# ASSIGNMENT:
Which lines in the material below contain the word "name"? Copy each of them.

# INPUT:

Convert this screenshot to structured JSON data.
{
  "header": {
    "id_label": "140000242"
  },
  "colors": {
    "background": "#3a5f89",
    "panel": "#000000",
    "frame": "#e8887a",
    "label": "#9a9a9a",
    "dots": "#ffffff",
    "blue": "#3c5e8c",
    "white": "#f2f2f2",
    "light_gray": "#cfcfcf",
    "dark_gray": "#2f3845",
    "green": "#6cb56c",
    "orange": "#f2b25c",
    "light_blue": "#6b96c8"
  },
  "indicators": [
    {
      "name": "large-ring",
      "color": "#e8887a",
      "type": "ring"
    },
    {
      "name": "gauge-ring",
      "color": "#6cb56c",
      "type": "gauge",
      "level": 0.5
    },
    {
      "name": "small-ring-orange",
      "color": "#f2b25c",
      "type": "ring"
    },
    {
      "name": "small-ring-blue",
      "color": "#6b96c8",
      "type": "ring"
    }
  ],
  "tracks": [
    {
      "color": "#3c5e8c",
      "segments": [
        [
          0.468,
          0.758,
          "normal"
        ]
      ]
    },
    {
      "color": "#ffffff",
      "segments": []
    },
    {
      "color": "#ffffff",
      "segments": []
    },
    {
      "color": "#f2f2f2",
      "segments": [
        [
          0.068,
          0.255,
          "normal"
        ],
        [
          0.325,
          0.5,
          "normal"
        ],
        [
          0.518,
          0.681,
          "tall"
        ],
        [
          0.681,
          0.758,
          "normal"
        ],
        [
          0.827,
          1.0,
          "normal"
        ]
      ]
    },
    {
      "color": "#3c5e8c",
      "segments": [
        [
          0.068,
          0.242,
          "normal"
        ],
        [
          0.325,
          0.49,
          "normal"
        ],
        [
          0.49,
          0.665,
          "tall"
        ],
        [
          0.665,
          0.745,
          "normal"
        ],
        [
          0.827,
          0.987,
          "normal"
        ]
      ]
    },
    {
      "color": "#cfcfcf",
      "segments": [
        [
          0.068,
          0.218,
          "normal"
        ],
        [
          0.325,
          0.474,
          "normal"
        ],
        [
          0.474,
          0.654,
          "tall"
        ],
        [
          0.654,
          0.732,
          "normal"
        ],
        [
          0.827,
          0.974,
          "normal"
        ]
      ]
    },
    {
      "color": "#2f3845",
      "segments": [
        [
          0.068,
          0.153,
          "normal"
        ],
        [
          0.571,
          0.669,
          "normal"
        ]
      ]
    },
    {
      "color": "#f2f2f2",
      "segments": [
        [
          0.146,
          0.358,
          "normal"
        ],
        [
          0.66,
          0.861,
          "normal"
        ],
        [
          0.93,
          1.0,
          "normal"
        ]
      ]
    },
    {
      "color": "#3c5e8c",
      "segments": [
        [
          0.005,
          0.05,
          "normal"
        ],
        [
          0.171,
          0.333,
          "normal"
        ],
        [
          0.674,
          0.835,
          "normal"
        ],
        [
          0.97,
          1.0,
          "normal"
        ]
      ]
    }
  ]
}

# ANSWER:
      "name": "large-ring",
      "name": "gauge-ring",
      "name": "small-ring-orange",
      "name": "small-ring-blue",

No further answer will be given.